--- Stored items from a collection ---

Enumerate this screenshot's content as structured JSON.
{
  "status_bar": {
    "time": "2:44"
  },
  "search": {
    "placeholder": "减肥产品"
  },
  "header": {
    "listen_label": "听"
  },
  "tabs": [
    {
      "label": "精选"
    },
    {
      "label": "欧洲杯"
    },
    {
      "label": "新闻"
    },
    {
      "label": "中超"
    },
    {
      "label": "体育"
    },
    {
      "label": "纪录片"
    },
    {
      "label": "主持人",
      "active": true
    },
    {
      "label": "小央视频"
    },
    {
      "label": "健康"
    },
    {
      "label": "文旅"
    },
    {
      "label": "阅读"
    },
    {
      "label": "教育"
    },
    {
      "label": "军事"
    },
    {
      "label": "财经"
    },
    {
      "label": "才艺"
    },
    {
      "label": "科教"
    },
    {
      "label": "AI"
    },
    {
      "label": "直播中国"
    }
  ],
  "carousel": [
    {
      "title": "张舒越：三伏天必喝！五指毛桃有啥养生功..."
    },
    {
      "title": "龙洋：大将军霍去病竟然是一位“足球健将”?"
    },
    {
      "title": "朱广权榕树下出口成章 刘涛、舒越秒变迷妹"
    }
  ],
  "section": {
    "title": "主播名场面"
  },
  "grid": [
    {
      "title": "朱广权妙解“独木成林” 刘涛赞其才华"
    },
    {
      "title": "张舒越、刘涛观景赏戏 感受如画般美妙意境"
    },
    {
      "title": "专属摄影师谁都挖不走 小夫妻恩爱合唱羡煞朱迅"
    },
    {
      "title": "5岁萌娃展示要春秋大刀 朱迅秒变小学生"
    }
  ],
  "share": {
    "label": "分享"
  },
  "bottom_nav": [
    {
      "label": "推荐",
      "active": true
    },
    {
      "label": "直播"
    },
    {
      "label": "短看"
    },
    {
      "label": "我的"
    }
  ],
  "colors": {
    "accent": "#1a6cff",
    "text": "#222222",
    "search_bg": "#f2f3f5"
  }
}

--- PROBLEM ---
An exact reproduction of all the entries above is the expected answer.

--- ANSWER ---
Enumerate this screenshot's content as structured JSON.
{
  "status_bar": {
    "time": "2:44"
  },
  "search": {
    "placeholder": "减肥产品"
  },
  "header": {
    "listen_label": "听"
  },
  "tabs": [
    {
      "label": "精选"
    },
    {
      "label": "欧洲杯"
    },
    {
      "label": "新闻"
    },
    {
      "label": "中超"
    },
    {
      "label": "体育"
    },
    {
      "label": "纪录片"
    },
    {
      "label": "主持人",
      "active": true
    },
    {
      "label": "小央视频"
    },
    {
      "label": "健康"
    },
    {
      "label": "文旅"
    },
    {
      "label": "阅读"
    },
    {
      "label": "教育"
    },
    {
      "label": "军事"
    },
    {
      "label": "财经"
    },
    {
      "label": "才艺"
    },
    {
      "label": "科教"
    },
    {
      "label": "AI"
    },
    {
      "label": "直播中国"
    }
  ],
  "carousel": [
    {
      "title": "张舒越：三伏天必喝！五指毛桃有啥养生功..."
    },
    {
      "title": "龙洋：大将军霍去病竟然是一位“足球健将”?"
    },
    {
      "title": "朱广权榕树下出口成章 刘涛、舒越秒变迷妹"
    }
  ],
  "section": {
    "title": "主播名场面"
  },
  "grid": [
    {
      "title": "朱广权妙解“独木成林” 刘涛赞其才华"
    },
    {
      "title": "张舒越、刘涛观景赏戏 感受如画般美妙意境"
    },
    {
      "title": "专属摄影师谁都挖不走 小夫妻恩爱合唱羡煞朱迅"
    },
    {
      "title": "5岁萌娃展示要春秋大刀 朱迅秒变小学生"
    }
  ],
  "share": {
    "label": "分享"
  },
  "bottom_nav": [
    {
      "label": "推荐",
      "active": true
    },
    {
      "label": "直播"
    },
    {
      "label": "短看"
    },
    {
      "label": "我的"
    }
  ],
  "colors": {
    "accent": "#1a6cff",
    "text": "#222222",
    "search_bg": "#f2f3f5"
  }
}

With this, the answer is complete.